====== Input material ======
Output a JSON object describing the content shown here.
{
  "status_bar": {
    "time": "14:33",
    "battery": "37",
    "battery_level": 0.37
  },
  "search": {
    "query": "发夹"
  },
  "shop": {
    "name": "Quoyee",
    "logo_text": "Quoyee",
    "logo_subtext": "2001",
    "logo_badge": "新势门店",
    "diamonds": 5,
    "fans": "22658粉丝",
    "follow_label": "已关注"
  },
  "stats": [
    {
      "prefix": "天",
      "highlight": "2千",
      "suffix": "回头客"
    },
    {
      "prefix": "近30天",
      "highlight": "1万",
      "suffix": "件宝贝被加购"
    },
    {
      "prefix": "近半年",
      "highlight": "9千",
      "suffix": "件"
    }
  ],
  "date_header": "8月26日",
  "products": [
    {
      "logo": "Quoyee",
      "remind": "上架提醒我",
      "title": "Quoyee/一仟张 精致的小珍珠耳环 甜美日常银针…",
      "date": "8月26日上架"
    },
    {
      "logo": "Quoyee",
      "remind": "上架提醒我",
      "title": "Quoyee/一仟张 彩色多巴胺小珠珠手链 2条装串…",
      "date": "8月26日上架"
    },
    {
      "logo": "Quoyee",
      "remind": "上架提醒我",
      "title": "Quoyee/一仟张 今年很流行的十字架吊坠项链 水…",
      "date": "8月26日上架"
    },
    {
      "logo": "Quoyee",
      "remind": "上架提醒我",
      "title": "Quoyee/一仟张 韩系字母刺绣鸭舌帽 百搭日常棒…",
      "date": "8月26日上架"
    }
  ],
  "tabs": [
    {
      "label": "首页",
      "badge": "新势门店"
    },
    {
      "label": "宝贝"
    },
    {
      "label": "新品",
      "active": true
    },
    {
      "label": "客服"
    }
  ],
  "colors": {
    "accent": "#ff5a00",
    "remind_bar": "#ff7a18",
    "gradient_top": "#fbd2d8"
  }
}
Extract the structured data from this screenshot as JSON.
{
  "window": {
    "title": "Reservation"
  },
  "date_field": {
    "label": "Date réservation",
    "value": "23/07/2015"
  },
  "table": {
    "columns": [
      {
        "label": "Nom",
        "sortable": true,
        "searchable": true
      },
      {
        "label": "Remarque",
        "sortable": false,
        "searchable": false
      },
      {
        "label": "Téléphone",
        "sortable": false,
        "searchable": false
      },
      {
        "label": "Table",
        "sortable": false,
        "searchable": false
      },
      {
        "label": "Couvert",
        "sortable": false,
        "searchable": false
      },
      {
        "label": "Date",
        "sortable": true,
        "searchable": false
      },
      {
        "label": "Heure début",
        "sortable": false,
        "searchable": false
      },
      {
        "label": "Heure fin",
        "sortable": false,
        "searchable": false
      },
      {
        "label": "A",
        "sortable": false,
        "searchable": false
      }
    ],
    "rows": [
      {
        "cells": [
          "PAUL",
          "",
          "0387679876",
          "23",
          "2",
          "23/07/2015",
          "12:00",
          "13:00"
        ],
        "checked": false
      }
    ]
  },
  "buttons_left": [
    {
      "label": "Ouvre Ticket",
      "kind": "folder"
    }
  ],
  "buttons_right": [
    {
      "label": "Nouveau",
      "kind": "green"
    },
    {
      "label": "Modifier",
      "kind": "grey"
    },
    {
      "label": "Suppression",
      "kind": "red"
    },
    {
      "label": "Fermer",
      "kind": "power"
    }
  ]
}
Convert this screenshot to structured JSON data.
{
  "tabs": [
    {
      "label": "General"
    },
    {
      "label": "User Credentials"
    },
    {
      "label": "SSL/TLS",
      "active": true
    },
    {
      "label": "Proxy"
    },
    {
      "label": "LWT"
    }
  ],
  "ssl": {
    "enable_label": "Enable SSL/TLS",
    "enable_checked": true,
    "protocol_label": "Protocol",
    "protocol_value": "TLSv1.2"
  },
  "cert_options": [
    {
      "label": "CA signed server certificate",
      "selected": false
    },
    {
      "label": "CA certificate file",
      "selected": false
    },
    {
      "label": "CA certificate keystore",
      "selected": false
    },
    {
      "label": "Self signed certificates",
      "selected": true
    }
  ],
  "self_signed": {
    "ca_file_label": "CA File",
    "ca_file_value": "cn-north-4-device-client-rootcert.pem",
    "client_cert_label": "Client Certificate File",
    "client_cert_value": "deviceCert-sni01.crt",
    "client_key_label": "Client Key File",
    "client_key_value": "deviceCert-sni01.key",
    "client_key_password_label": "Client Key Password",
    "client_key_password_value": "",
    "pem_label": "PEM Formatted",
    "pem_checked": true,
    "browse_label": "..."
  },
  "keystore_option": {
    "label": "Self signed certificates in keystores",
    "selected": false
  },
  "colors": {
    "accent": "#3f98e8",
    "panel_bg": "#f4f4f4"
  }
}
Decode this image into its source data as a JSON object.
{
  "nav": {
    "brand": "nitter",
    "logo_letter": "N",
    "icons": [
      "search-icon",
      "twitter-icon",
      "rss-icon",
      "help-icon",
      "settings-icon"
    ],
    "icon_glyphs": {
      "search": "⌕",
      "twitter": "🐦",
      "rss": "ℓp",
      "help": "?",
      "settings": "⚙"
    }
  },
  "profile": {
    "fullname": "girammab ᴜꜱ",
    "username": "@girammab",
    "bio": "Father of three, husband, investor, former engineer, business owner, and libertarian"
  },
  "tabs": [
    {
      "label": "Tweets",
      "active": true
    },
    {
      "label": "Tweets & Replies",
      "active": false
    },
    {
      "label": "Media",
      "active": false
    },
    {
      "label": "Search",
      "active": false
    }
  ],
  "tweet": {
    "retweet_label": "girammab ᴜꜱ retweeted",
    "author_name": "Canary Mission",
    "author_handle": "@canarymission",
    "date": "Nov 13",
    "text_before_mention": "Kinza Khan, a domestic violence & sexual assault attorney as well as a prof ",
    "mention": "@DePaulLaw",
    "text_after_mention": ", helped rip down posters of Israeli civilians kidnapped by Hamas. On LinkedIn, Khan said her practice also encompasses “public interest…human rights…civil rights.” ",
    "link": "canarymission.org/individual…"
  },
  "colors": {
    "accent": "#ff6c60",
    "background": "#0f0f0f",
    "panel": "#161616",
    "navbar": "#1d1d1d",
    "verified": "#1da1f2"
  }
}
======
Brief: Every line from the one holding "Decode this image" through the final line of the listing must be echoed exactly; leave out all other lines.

Written answer:
Decode this image into its source data as a JSON object.
{
  "nav": {
    "brand": "nitter",
    "logo_letter": "N",
    "icons": [
      "search-icon",
      "twitter-icon",
      "rss-icon",
      "help-icon",
      "settings-icon"
    ],
    "icon_glyphs": {
      "search": "⌕",
      "twitter": "🐦",
      "rss": "ℓp",
      "help": "?",
      "settings": "⚙"
    }
  },
  "profile": {
    "fullname": "girammab ᴜꜱ",
    "username": "@girammab",
    "bio": "Father of three, husband, investor, former engineer, business owner, and libertarian"
  },
  "tabs": [
    {
      "label": "Tweets",
      "active": true
    },
    {
      "label": "Tweets & Replies",
      "active": false
    },
    {
      "label": "Media",
      "active": false
    },
    {
      "label": "Search",
      "active": false
    }
  ],
  "tweet": {
    "retweet_label": "girammab ᴜꜱ retweeted",
    "author_name": "Canary Mission",
    "author_handle": "@canarymission",
    "date": "Nov 13",
    "text_before_mention": "Kinza Khan, a domestic violence & sexual assault attorney as well as a prof ",
    "mention": "@DePaulLaw",
    "text_after_mention": ", helped rip down posters of Israeli civilians kidnapped by Hamas. On LinkedIn, Khan said her practice also encompasses “public interest…human rights…civil rights.” ",
    "link": "canarymission.org/individual…"
  },
  "colors": {
    "accent": "#ff6c60",
    "background": "#0f0f0f",
    "panel": "#161616",
    "navbar": "#1d1d1d",
    "verified": "#1da1f2"
  }
}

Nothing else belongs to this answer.